BRYSON V. BERKSHIREby Dave Nastalski
This side by side swing video comparison of Bryson Dechambeau and Kyle Berkshire has sent the internet into a feeding frenzy on gaining distance with a driver. It's quite incredible to see the differences (and they are VAST) between the longest driver on the PGA tour and the longest driver in the world. If you want to hit your driver farther, (or truthfully, you just want to become more efficient with your CURRENT move), you'll want to stick around for this.
We're going to keep it simple. The number one thing I want you to pay attention to is the amount of time it takes Berkshire to get through his transition. We all know that Dechambeau has made HUGE gains on the PGA tour this year in driving distance. But after spending a little time around Kyle, he knows there's quite a bit more in the tank.
Everybody can see that Bryson is swinging it fast. And it appears that most of his efforts to gain distance has revolved around increasing his mass and moving that new mass faster. Makes sense if you know a little about the physics behind those forces he's putting in the ground. However, the advantage that Berkshire has against Bryson is the amount of time he gives himself to accrue energy, and thus speed. See the full swing analysis below!
THE TEMPLATE FOR MAXIMUM DRIVER DISTANCE AND SWING EFFICIENCY
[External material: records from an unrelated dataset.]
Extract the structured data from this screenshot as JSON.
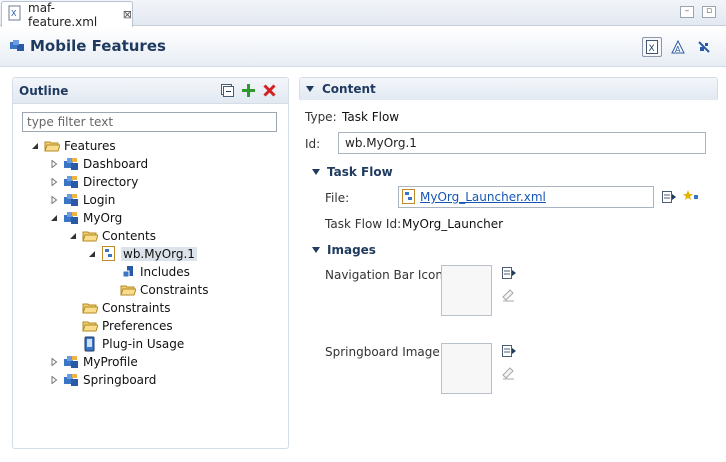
{
  "editor_tab": {
    "label": "maf-feature.xml",
    "close": "⊠"
  },
  "form": {
    "title": "Mobile Features"
  },
  "outline": {
    "title": "Outline",
    "filter_placeholder": "type filter text",
    "tree": [
      {
        "label": "Features",
        "twisty": "expanded",
        "icon": "folder-open-icon"
      },
      {
        "label": "Dashboard",
        "twisty": "collapsed",
        "icon": "feature-icon"
      },
      {
        "label": "Directory",
        "twisty": "collapsed",
        "icon": "feature-icon"
      },
      {
        "label": "Login",
        "twisty": "collapsed",
        "icon": "feature-icon"
      },
      {
        "label": "MyOrg",
        "twisty": "expanded",
        "icon": "feature-icon"
      },
      {
        "label": "Contents",
        "twisty": "expanded",
        "icon": "folder-open-icon"
      },
      {
        "label": "wb.MyOrg.1",
        "twisty": "expanded",
        "icon": "taskflow-icon",
        "selected": true
      },
      {
        "label": "Includes",
        "twisty": "none",
        "icon": "includes-icon"
      },
      {
        "label": "Constraints",
        "twisty": "none",
        "icon": "folder-open-icon"
      },
      {
        "label": "Constraints",
        "twisty": "none",
        "icon": "folder-open-icon"
      },
      {
        "label": "Preferences",
        "twisty": "none",
        "icon": "folder-open-icon"
      },
      {
        "label": "Plug-in Usage",
        "twisty": "none",
        "icon": "plugin-icon"
      },
      {
        "label": "MyProfile",
        "twisty": "collapsed",
        "icon": "feature-icon"
      },
      {
        "label": "Springboard",
        "twisty": "collapsed",
        "icon": "feature-icon"
      }
    ]
  },
  "content": {
    "title": "Content",
    "type_label": "Type:",
    "type_value": "Task Flow",
    "id_label": "Id:",
    "id_value": "wb.MyOrg.1",
    "task_flow": {
      "title": "Task Flow",
      "file_label": "File:",
      "file_value": "MyOrg_Launcher.xml",
      "taskflow_id_label": "Task Flow Id:",
      "taskflow_id_value": "MyOrg_Launcher"
    },
    "images": {
      "title": "Images",
      "nav_bar_label": "Navigation Bar Icon:",
      "springboard_label": "Springboard Image:"
    }
  },
  "colors": {
    "header_text": "#1f3a5f",
    "link": "#1556b5",
    "delete_red": "#d42020",
    "add_green": "#2e9a2e"
  }
}
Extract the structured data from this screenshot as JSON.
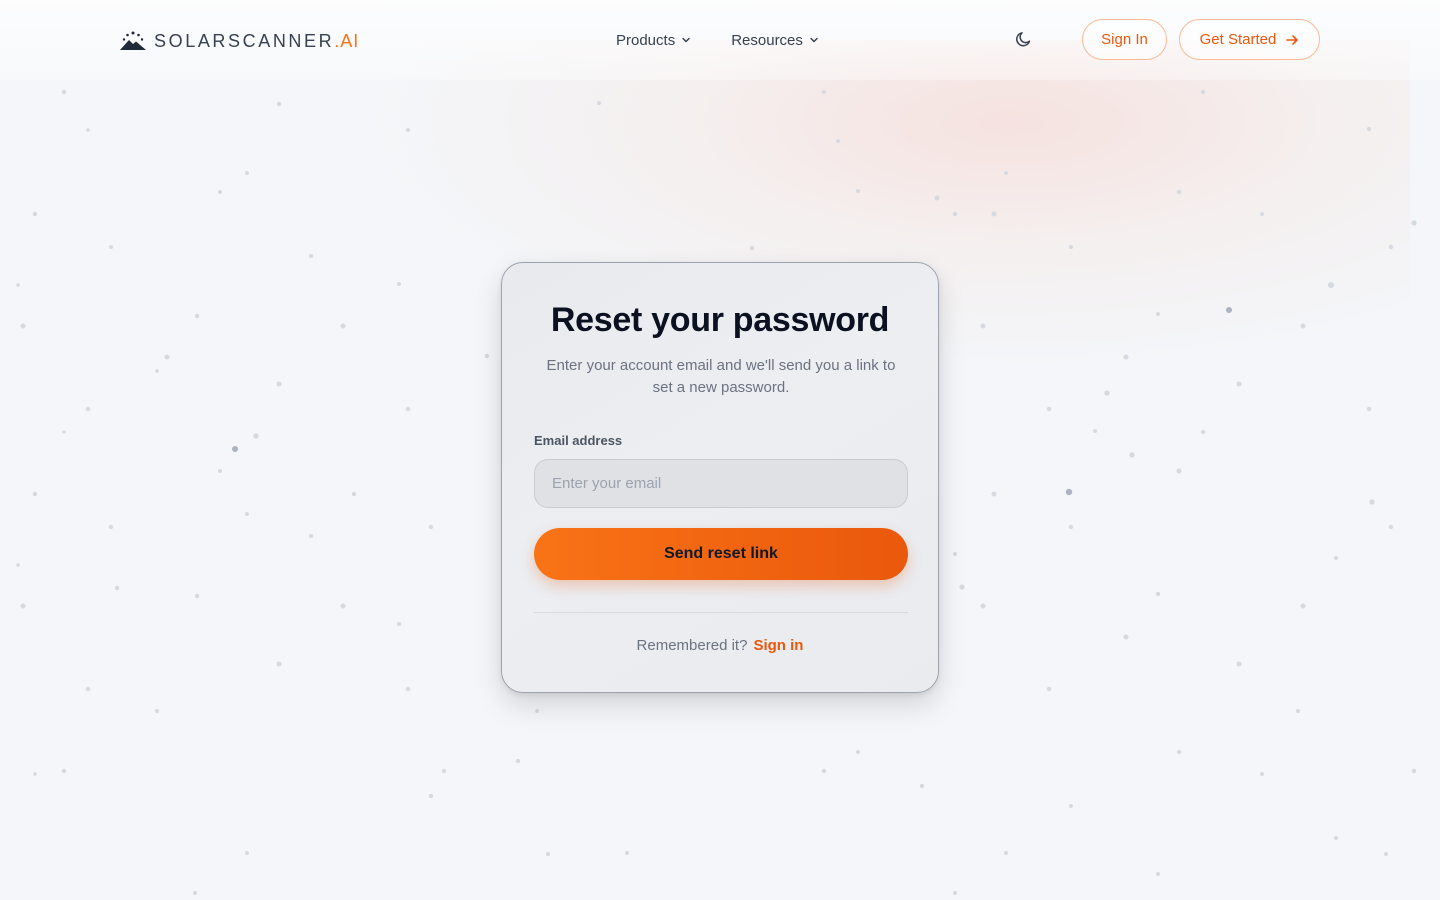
{
  "brand": {
    "name": "SOLARSCANNER",
    "suffix": ".AI",
    "accent_color": "#f97316"
  },
  "nav": {
    "items": [
      {
        "label": "Products"
      },
      {
        "label": "Resources"
      }
    ]
  },
  "header": {
    "theme_toggle_icon": "moon-icon",
    "sign_in_label": "Sign In",
    "get_started_label": "Get Started"
  },
  "reset_form": {
    "title": "Reset your password",
    "subtitle": "Enter your account email and we'll send you a link to set a new password.",
    "email_label": "Email address",
    "email_placeholder": "Enter your email",
    "email_value": "",
    "submit_label": "Send reset link",
    "remember_text": "Remembered it?",
    "sign_in_link": "Sign in"
  }
}
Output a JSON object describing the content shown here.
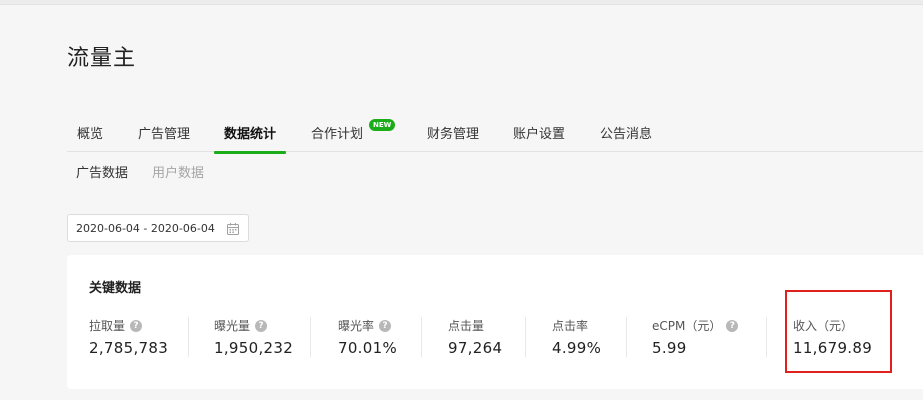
{
  "page_title": "流量主",
  "tabs": [
    {
      "label": "概览",
      "active": false
    },
    {
      "label": "广告管理",
      "active": false
    },
    {
      "label": "数据统计",
      "active": true
    },
    {
      "label": "合作计划",
      "active": false,
      "badge": "NEW"
    },
    {
      "label": "财务管理",
      "active": false
    },
    {
      "label": "账户设置",
      "active": false
    },
    {
      "label": "公告消息",
      "active": false
    }
  ],
  "subtabs": [
    {
      "label": "广告数据",
      "active": true
    },
    {
      "label": "用户数据",
      "active": false
    }
  ],
  "date_range": "2020-06-04 - 2020-06-04",
  "key_data": {
    "title": "关键数据",
    "metrics": [
      {
        "label": "拉取量",
        "value": "2,785,783",
        "help": true
      },
      {
        "label": "曝光量",
        "value": "1,950,232",
        "help": true
      },
      {
        "label": "曝光率",
        "value": "70.01%",
        "help": true
      },
      {
        "label": "点击量",
        "value": "97,264",
        "help": false
      },
      {
        "label": "点击率",
        "value": "4.99%",
        "help": false
      },
      {
        "label": "eCPM（元）",
        "value": "5.99",
        "help": true
      },
      {
        "label": "收入（元）",
        "value": "11,679.89",
        "help": false
      }
    ]
  },
  "colors": {
    "accent": "#1aad19",
    "highlight": "#e0201c"
  },
  "icons": {
    "help": "question-circle-icon",
    "calendar": "calendar-icon"
  }
}
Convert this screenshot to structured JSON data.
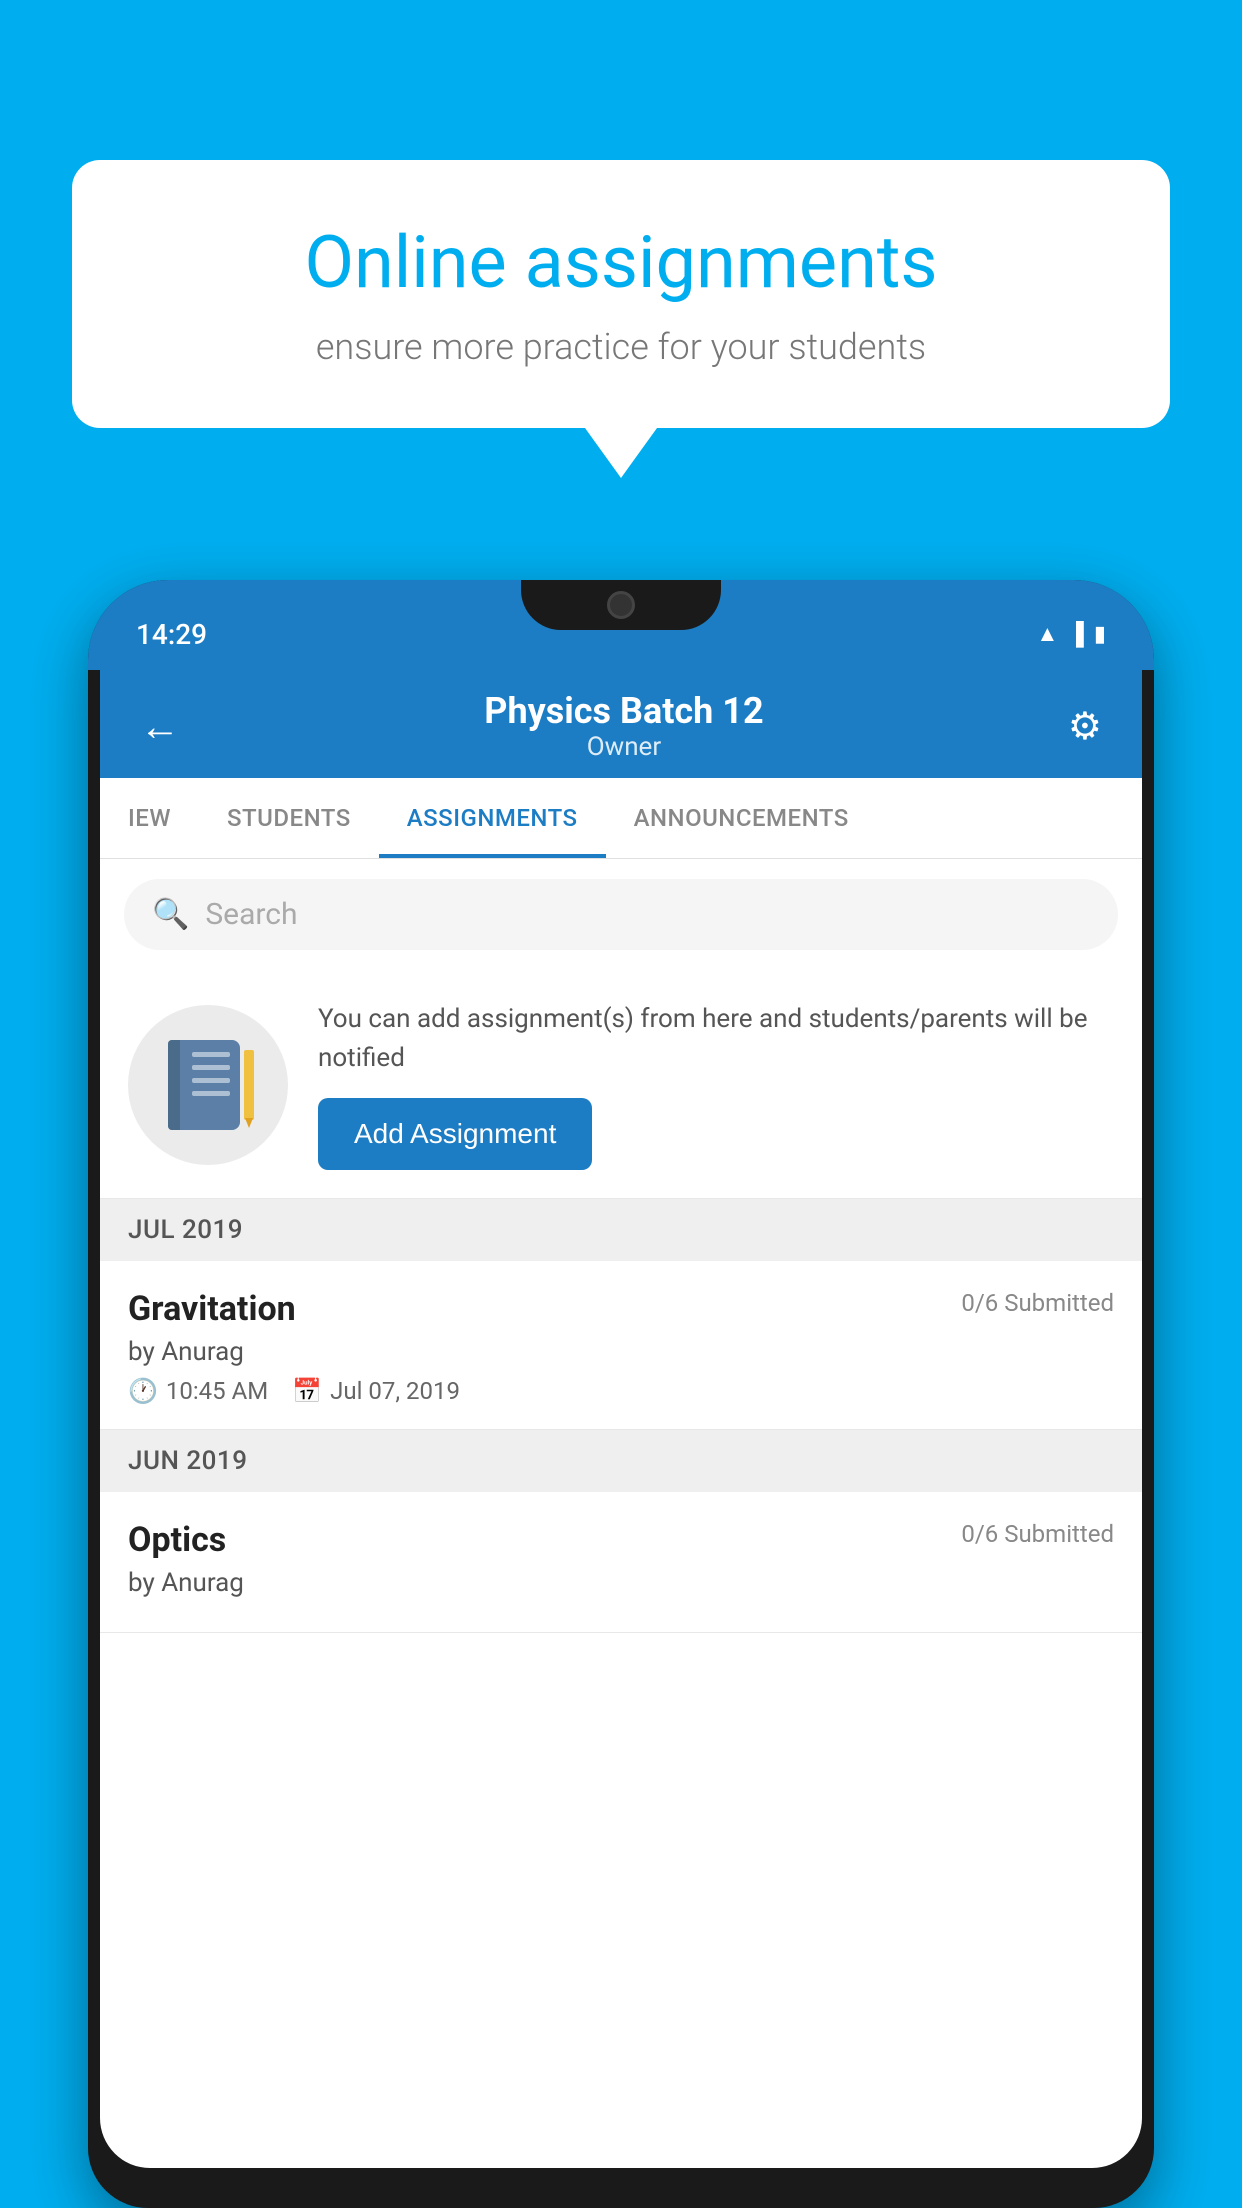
{
  "background_color": "#00AEEF",
  "speech_bubble": {
    "title": "Online assignments",
    "subtitle": "ensure more practice for your students"
  },
  "phone": {
    "status_bar": {
      "time": "14:29"
    },
    "header": {
      "title": "Physics Batch 12",
      "subtitle": "Owner",
      "back_label": "←",
      "settings_label": "⚙"
    },
    "tabs": [
      {
        "label": "IEW",
        "active": false
      },
      {
        "label": "STUDENTS",
        "active": false
      },
      {
        "label": "ASSIGNMENTS",
        "active": true
      },
      {
        "label": "ANNOUNCEMENTS",
        "active": false
      }
    ],
    "search": {
      "placeholder": "Search"
    },
    "assignment_prompt": {
      "info_text": "You can add assignment(s) from here and students/parents will be notified",
      "button_label": "Add Assignment"
    },
    "sections": [
      {
        "month_label": "JUL 2019",
        "items": [
          {
            "name": "Gravitation",
            "submitted": "0/6 Submitted",
            "by": "by Anurag",
            "time": "10:45 AM",
            "date": "Jul 07, 2019"
          }
        ]
      },
      {
        "month_label": "JUN 2019",
        "items": [
          {
            "name": "Optics",
            "submitted": "0/6 Submitted",
            "by": "by Anurag",
            "time": "",
            "date": ""
          }
        ]
      }
    ]
  }
}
1. Wide stance
2. Huge load of pressure and mass away from the target
3. EXTENSION of the upper and lower halves to the top (
4. Moving back to FLEXION in the early stages of the transition (lowering) into the ground BEFORE the club changes direction. Mass moving back towards target.
5. Explosion of torque, then vertical forces to "put on the brakes" of the body's acceleration towards the target somewhere between halfway down and impact.
6. Mass moving up, back, and away from the target. Massive extension phase through the strike (my students have heard me say, "sling the pizza on the passenger seat into the dash")